The world was a different place in 2000: how easy it’s been to forget that before the United States became mired in the “War on Terrorism,” its main focus was the war on drugs. Based in Mexico City, Hadden’s job was to cover the political upheavals in Haiti and the war on drugs in Colombia and other Latin American countries. Although I did recall a lot of what went on during the war on drugs, I’ll admit I was completely clueless about what was going on in Haiti ten years ago. Luckily, Hadden is a masterful storyteller, contextualizing his stories by giving the reader a brief rundown on what was happening politically at the time. It was fascinating.
Then the events of September 11, 2001 happened.
Almost instantly, the war on drugs vanished and the focus shifted to terrorism. Hadden was left to his own devices, reporting on stories in Latin America while news agencies turned their attention toward the Middle East. What he uncovered were portraits of people who faced devastating hardship, yet whose stories were becoming increasingly common as a result of corrupt governments and detrimental foreign policies. He interviewed people who struggled to survive in the vast slums of (pre-earthquake) Port-au-Prince, went to the front lines of the Central American drug trade, and made the arduous journey many immigrants face as they make their way from Central America to the U.S.-Mexico border. In between assignments, he’d journey back to his (haunted) rented home in Mexico City, trying to put down roots and settle in with the love of his life, only to be sucked back into work at a moment’s notice.
Richard Horan is a man on a mission. Inspired during a visit to Abraham Lincoln’s home, he was struck by how much history the tree outside the home had silently witnessed. As his family vacationed their way through the homes of other famous Americans, Horan stopped to collect seeds from the trees he encountered. Over the next few years, he amassed quite a collection of seeds. Encouraged by family and friends, an idea he’d been tossing around in the back of his mind finally fomented: he would visit the locations that inspired important people in American history. He would collect seeds from trees and plant them. Once they grew he’d be able to offer their seedlings as gifts to some of his literary- and history-minded friends. But mostly, these trees would serve as his own unique homage to American history.

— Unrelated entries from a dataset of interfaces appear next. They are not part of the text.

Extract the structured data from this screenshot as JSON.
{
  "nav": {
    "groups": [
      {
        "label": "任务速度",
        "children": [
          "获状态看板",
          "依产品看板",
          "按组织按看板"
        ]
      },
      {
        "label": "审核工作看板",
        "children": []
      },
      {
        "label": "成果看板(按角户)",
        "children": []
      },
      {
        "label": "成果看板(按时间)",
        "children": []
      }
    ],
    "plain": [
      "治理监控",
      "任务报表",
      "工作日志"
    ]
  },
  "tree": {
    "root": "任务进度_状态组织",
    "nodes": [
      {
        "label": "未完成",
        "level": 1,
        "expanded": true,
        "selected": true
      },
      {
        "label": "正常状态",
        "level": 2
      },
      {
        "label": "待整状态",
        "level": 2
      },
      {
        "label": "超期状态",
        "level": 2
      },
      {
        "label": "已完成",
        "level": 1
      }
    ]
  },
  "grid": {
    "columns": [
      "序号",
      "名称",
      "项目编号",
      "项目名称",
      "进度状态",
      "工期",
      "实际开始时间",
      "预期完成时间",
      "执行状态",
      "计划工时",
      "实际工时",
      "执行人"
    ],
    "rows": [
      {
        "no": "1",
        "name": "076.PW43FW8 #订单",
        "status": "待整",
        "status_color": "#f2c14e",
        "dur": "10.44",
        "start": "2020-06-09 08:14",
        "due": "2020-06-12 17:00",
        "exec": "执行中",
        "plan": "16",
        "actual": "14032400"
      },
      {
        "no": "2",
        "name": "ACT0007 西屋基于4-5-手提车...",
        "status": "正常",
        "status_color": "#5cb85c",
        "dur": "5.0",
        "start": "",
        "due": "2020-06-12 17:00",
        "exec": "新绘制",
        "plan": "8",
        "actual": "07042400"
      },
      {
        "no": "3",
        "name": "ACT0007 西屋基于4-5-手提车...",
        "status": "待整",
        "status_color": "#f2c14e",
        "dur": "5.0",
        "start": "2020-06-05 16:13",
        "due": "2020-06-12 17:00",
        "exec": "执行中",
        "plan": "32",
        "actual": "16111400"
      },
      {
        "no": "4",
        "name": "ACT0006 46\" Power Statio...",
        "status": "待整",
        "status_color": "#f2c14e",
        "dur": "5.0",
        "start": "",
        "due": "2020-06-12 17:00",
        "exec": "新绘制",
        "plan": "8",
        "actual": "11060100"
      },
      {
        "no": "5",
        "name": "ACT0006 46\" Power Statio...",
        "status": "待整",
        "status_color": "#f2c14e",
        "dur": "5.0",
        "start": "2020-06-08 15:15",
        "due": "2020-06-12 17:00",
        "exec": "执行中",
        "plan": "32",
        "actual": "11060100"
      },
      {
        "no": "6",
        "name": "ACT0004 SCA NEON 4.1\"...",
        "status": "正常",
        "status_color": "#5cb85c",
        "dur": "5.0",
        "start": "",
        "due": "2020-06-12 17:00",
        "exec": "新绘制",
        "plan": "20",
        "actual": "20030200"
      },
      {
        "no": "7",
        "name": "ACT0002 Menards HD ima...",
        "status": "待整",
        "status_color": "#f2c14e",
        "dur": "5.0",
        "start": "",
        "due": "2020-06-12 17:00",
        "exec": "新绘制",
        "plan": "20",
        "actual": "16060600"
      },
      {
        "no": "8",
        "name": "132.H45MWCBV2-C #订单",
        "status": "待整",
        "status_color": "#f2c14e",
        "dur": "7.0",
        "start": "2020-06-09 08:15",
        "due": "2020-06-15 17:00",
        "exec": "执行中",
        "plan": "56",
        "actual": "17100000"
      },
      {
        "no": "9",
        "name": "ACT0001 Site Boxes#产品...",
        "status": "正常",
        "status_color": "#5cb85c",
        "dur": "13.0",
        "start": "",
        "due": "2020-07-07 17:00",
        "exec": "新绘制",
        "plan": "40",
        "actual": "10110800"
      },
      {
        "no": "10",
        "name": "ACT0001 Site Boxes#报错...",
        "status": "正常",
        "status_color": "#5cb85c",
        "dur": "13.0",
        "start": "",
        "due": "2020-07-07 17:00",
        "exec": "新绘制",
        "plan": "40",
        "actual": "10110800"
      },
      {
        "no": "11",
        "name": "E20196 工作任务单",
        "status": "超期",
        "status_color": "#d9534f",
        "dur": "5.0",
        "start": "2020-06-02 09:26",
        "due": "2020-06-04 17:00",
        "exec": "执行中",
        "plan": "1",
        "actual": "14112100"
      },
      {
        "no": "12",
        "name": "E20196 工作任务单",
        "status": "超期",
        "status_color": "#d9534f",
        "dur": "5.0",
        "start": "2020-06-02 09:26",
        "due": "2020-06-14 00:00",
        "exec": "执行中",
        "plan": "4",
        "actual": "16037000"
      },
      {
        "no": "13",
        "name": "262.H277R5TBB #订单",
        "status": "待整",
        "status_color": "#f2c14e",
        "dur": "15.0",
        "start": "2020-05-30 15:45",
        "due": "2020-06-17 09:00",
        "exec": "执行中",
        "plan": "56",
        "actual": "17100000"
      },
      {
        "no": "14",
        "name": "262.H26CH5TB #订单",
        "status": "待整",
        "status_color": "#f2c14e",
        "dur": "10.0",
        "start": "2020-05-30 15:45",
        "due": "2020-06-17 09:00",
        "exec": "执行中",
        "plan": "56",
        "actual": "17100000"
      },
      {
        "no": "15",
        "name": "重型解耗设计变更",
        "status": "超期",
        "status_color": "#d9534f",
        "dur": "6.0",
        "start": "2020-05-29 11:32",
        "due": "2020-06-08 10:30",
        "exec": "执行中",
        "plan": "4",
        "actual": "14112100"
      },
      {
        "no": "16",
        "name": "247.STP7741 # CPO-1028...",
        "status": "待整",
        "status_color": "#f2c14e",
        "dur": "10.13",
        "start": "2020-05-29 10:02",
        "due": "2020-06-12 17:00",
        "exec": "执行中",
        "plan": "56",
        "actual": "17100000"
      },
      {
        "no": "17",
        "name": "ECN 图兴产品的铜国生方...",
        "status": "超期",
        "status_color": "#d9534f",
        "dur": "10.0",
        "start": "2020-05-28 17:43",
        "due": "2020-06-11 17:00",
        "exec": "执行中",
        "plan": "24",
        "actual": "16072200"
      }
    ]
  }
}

When I first started this book, I was charmed. It has a niche audience, yes, but Horan writes with such a passion for these seeds that you can’t help but root for him. Plus, with all the traveling and talk of nature, it fits the mood of summer perfectly. Some of the earlier entries in the book reflected what I though the book would be about: I figured he’d visit the trees that inspired literary greats (as the subtitle suggests), then talk about specific passages in these authors’ works that alluded to said trees. However, the full title of this book–Seeds: One Man’s Serendipitous Journey to Find the Trees That Inspired Famous American Writers from Faulkner to Kerouac, Welty to Wharton–is a bit of a misnomer. Though Horan does visit the homes of many American literary greats, his journey also takes him to other places–some famous, some random–that have little obvious connection to American literature. Fair enough. It doesn’t seem right that one would talk about American trees and American nature without paying a visit to some of John Muir’s favorite territory.